LONDON - A key European stock index fell to a lifetime closing low on Tuesday, led lower by oil stocks as crude prices slipped towards $40 a barrel.
The FTSEurofirst 300 fell 1.9 percent to 669.64 points, the lowest close since the index's inception in July 1997. It has fallen for seven of the last eight sessions.
The broader STOXX 600 benchmark fell 1.8 percent, having hit lows not seen since late 1996.
'There is disappointment that the interventionist policies of governments aren't coming together fast enough,' said Mike Lenhoff, chief strategist at Brewin Dolphin.
'The market is being burdened with such huge cash calls and issuance of corporate debt, as well as government stock,' said Lenhoff.
European credit default swap spreads widened sharply on Tuesday, in response to the deteriorating economic climate and growing financial industry losses.
Crude prices, which slumped 10 percent on Monday, failed to stage a recovery and hovered about the $40 mark amid worries about demand in the face of worldwide economic slowdown.
BG Group closed 6 percent lower as its planned takeover of Australian coal seam gas firm Pure Energy moved closer.
BP fell 4.3 percent after announcing it would scale back its near-term oil and gas production growth target, as falling oil prices prompt the company to rethink investment plans.
Total, Royal Dutch Shell and Statoil were between 2.2 percent and 4.8 percent lower.
Bank stocks, among the worst affected by the stock slump that has accompanied the crisis on the world's credit markets, were broadly lower.
HSBC which slumped 18.8 percent after announcing a 12.5 billion pounds rights issue on Monday, fell another 1 percent.
Societe Generale, Lloyds, Credit Suisse and Barclays were down between 2.5 percent and 7.9 percent.
Standard Chartered was a rare gainer among the banks, putting on 7.3 percent after the group said 2008 profit rose 19 percent.
Shares in Danish ingredients group Danisco fell 18.4 percent after the company cut its full-year profit expectations and said it would lay off 200 employees due to lower demand for its products.
Index heavyweight Nestle fell 4 percent.
Across Europe, the FTSE 100 index finished 3.1 percent lower, Germany's DAX was down 0.5 percent, while France's CAC 40 fell 1 percent.
'The uncertainty about the financial ramifications of the bail-out measures for government budgets and the uncertainty as to how the various capital tranches of the banks will be handled in the event of nationalisation are currently weighing on the market,' said analysts at UniCredit in a note.
Wall Street was lower as European bourses were closing.
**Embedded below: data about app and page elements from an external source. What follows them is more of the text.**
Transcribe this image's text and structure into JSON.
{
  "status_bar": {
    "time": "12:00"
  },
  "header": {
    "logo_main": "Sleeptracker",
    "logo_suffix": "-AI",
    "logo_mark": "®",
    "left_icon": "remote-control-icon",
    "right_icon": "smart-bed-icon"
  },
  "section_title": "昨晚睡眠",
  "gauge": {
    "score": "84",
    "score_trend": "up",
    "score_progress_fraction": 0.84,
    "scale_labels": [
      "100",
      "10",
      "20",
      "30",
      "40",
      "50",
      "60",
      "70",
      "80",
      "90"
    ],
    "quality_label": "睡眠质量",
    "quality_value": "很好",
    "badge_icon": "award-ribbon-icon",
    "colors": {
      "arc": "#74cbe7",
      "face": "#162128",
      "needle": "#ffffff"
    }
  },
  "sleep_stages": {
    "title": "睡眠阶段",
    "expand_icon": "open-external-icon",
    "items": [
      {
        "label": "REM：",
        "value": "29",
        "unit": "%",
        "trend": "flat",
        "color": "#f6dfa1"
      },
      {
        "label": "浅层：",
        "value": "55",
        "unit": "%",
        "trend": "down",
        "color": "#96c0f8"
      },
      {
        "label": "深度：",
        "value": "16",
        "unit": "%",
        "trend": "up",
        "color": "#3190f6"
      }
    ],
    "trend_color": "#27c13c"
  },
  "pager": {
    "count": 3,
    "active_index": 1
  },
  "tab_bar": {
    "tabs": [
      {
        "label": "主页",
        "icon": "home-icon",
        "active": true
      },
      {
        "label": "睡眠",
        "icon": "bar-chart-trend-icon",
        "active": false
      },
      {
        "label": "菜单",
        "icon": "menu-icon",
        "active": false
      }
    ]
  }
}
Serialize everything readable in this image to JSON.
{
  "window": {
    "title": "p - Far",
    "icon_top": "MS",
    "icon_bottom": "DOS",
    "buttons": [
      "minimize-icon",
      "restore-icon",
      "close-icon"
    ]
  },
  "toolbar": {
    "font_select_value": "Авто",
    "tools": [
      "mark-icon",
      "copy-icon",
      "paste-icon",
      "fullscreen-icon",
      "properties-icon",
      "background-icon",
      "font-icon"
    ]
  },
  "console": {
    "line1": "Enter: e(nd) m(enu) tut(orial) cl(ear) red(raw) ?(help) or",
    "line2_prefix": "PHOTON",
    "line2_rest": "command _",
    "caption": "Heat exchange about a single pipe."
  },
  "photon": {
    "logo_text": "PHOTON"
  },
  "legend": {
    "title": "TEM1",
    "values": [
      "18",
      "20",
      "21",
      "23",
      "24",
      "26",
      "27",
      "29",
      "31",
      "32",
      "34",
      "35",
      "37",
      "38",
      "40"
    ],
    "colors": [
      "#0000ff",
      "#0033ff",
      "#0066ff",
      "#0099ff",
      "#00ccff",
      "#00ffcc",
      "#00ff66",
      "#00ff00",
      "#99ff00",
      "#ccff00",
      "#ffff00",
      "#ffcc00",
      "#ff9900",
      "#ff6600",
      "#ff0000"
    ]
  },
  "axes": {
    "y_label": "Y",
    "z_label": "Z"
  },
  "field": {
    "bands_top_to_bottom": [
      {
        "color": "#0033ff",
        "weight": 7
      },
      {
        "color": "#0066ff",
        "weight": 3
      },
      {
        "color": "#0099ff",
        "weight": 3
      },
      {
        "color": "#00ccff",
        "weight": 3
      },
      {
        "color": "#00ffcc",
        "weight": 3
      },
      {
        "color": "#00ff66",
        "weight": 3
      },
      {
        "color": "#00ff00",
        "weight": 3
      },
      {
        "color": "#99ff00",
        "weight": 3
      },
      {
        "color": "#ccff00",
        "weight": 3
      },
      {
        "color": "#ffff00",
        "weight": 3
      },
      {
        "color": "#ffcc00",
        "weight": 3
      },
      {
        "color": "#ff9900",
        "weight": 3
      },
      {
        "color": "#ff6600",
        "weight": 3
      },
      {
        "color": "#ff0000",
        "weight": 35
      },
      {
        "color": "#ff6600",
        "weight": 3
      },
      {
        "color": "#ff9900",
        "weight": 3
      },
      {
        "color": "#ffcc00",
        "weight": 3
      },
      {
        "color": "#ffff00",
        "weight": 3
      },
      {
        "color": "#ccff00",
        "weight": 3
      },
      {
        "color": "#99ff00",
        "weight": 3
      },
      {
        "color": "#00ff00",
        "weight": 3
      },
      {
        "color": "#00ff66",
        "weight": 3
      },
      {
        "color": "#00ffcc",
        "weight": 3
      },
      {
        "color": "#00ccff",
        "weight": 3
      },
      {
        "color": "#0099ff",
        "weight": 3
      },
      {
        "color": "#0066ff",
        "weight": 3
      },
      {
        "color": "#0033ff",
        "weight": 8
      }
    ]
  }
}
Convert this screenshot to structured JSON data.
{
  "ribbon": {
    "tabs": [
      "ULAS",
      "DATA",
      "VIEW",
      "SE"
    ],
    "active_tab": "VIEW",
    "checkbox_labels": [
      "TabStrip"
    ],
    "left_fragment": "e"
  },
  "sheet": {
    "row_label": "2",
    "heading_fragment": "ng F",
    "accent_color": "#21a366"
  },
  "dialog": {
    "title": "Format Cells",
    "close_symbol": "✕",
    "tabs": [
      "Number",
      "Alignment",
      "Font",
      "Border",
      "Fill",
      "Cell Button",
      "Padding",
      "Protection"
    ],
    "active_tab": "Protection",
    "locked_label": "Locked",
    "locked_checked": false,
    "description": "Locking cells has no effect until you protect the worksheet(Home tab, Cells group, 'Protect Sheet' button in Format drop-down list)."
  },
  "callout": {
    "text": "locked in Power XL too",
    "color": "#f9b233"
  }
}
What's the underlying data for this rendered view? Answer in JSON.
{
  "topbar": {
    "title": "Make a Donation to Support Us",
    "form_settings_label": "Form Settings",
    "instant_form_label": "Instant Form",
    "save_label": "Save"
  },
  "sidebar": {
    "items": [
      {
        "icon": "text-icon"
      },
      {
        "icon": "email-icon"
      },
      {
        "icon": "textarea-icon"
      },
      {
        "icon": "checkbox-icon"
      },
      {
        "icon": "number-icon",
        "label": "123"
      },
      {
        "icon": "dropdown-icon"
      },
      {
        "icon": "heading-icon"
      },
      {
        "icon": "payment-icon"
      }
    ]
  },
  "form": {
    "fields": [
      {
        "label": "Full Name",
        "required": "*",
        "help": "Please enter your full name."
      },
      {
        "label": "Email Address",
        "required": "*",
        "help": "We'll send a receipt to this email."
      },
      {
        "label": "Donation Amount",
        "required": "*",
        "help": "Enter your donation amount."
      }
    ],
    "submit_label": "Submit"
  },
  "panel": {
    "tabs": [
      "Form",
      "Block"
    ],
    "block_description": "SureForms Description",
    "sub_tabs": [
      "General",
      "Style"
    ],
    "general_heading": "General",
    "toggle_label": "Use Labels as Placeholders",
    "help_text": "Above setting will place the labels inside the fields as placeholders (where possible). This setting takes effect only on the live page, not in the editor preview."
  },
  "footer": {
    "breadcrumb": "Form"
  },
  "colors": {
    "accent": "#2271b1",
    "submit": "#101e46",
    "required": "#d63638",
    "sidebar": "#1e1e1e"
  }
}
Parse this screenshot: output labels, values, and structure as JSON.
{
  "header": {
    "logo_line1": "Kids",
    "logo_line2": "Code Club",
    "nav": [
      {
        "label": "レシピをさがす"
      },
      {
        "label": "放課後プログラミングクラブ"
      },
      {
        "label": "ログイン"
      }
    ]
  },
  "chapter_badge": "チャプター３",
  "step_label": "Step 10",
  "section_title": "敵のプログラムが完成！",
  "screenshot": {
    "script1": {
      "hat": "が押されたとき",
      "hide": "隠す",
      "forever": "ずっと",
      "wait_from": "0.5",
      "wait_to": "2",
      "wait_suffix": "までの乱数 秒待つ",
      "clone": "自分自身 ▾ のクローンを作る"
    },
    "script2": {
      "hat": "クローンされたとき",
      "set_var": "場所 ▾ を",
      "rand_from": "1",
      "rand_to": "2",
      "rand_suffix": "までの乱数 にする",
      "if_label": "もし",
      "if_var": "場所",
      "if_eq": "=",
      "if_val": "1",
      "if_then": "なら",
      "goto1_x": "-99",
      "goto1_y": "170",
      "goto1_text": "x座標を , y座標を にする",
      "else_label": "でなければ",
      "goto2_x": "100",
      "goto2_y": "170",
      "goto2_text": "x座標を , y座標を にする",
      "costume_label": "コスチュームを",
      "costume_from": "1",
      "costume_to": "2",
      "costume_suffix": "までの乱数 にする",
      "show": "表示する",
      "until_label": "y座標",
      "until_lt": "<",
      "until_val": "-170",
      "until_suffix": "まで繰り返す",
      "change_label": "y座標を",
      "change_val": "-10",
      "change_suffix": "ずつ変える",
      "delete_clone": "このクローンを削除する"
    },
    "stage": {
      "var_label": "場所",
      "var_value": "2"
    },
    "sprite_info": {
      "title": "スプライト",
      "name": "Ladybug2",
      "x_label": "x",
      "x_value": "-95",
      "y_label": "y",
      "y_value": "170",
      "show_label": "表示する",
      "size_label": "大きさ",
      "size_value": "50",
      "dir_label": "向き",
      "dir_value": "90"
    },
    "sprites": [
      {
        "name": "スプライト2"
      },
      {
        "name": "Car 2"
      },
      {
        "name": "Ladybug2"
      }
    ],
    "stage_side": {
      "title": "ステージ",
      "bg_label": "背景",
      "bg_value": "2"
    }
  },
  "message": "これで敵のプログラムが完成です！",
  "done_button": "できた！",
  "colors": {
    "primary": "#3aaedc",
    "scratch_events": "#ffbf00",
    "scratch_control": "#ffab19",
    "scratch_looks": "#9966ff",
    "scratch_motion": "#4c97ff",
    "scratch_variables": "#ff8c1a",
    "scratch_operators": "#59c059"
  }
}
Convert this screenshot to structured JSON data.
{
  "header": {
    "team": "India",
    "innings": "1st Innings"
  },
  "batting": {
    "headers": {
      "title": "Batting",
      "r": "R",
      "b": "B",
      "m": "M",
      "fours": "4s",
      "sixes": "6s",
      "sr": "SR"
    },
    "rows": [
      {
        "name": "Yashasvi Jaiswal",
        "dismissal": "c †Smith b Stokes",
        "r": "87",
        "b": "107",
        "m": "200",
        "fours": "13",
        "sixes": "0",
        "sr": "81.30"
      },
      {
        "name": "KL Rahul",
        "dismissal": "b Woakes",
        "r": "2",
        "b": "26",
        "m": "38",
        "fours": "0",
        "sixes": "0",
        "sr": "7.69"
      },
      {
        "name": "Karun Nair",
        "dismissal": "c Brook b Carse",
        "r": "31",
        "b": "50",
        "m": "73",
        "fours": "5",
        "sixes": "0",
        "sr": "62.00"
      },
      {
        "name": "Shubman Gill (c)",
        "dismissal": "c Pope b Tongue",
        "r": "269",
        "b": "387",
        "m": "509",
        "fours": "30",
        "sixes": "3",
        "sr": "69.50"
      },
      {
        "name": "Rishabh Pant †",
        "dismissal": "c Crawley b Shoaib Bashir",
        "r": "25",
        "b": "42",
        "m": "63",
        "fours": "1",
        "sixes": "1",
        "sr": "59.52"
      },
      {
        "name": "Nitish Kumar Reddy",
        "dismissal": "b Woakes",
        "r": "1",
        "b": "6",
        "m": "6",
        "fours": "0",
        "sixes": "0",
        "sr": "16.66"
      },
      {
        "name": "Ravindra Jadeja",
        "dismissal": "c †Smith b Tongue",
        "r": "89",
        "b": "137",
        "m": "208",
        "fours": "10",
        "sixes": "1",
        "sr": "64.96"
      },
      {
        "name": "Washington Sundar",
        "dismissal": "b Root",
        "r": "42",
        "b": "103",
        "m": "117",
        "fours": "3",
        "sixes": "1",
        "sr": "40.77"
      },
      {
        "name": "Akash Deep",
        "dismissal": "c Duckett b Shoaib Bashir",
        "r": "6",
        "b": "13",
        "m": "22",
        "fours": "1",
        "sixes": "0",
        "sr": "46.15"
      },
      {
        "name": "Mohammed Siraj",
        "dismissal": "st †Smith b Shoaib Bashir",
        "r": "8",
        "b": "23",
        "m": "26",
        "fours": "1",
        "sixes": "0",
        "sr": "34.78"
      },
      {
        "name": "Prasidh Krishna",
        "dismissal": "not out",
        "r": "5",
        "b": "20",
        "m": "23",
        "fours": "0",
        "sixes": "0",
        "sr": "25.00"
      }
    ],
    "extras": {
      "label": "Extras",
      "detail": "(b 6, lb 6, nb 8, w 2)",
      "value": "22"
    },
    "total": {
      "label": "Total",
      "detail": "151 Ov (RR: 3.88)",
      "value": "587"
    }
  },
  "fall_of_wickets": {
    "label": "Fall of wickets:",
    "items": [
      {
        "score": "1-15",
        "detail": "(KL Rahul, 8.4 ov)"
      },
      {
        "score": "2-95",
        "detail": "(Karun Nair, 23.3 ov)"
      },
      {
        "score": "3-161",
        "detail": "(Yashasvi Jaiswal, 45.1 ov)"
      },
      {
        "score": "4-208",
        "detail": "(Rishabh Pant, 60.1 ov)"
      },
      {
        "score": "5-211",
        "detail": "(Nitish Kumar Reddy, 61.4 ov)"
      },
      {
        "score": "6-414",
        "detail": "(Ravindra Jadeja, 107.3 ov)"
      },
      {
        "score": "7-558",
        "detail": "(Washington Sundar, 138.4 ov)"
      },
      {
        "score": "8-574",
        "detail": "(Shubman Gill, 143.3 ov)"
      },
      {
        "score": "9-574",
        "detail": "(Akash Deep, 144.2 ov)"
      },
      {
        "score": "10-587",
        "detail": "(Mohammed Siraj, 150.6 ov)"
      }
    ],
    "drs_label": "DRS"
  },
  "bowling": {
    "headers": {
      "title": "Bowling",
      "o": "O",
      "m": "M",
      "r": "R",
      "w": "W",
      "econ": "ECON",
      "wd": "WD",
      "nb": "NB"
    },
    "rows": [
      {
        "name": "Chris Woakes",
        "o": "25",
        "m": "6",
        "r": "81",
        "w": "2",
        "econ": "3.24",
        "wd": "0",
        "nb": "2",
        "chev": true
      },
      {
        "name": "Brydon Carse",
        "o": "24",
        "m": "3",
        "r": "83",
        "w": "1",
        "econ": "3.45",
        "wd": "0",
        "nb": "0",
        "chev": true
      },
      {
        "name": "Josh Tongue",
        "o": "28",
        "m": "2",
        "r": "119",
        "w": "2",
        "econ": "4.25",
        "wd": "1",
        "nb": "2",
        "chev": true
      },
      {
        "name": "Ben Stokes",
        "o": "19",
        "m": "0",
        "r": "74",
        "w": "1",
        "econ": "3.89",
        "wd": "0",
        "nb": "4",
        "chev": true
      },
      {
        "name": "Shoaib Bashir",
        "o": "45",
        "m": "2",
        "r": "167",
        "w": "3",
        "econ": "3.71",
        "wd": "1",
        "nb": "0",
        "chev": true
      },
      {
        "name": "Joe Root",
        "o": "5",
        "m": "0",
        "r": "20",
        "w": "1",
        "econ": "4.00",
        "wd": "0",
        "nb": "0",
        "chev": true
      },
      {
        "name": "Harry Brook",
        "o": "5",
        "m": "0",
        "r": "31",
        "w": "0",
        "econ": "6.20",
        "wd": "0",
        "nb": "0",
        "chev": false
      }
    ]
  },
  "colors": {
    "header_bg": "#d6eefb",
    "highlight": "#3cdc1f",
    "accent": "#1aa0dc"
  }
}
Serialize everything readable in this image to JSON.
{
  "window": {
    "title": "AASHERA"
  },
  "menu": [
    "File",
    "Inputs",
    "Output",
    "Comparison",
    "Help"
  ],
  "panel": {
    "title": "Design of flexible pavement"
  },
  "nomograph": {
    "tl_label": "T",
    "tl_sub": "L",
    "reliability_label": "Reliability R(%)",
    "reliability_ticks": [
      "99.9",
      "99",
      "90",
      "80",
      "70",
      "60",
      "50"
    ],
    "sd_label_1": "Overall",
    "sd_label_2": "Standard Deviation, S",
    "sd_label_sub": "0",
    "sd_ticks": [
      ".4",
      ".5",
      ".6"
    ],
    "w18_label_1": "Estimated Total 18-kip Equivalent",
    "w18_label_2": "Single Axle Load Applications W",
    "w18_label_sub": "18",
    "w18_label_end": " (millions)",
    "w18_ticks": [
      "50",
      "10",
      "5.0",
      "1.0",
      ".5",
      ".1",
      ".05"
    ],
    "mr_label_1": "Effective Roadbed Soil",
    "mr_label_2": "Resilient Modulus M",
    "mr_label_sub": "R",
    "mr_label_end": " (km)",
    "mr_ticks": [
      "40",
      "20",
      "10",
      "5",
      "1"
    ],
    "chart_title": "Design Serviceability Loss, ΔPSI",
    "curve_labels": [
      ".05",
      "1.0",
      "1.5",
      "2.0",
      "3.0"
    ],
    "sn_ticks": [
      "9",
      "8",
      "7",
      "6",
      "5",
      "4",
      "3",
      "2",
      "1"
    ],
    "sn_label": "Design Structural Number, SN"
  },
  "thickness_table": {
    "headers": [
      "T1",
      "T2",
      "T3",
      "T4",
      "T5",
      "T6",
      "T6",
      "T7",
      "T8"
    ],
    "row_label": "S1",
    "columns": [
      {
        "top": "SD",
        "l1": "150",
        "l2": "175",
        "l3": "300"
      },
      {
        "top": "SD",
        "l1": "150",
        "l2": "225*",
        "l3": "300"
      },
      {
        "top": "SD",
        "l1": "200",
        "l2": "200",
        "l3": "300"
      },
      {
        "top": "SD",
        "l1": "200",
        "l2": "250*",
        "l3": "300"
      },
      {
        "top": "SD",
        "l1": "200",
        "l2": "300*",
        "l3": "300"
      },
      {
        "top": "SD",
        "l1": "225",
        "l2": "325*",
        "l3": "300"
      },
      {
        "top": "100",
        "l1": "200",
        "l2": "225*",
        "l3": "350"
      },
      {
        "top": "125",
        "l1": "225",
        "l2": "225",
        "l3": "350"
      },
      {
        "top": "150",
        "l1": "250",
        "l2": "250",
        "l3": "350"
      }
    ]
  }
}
The Dow Jones, S&P 500 and Nasdaq Composite were down between 0.3 percent and 0.7 percent.
Some investors held out hope that U.S. Treasury Secretary Timothy Geithner would shed light on plans to shore up the financial system a day after Wall Street slid to a 12-year low.
His testimony follows an appearance on Capitol Hill by Federal Reserve Chairman Ben Bernanke, who urged bold action action to pull the economy out of a deepening slump, even if it means a surge in U.S. government debt.
'We are better off moving aggressively today to solve our economic problems,' he told the Senate.
(Additional reporting by Sitaraman Shankar; Editing by Andrew Macdonald)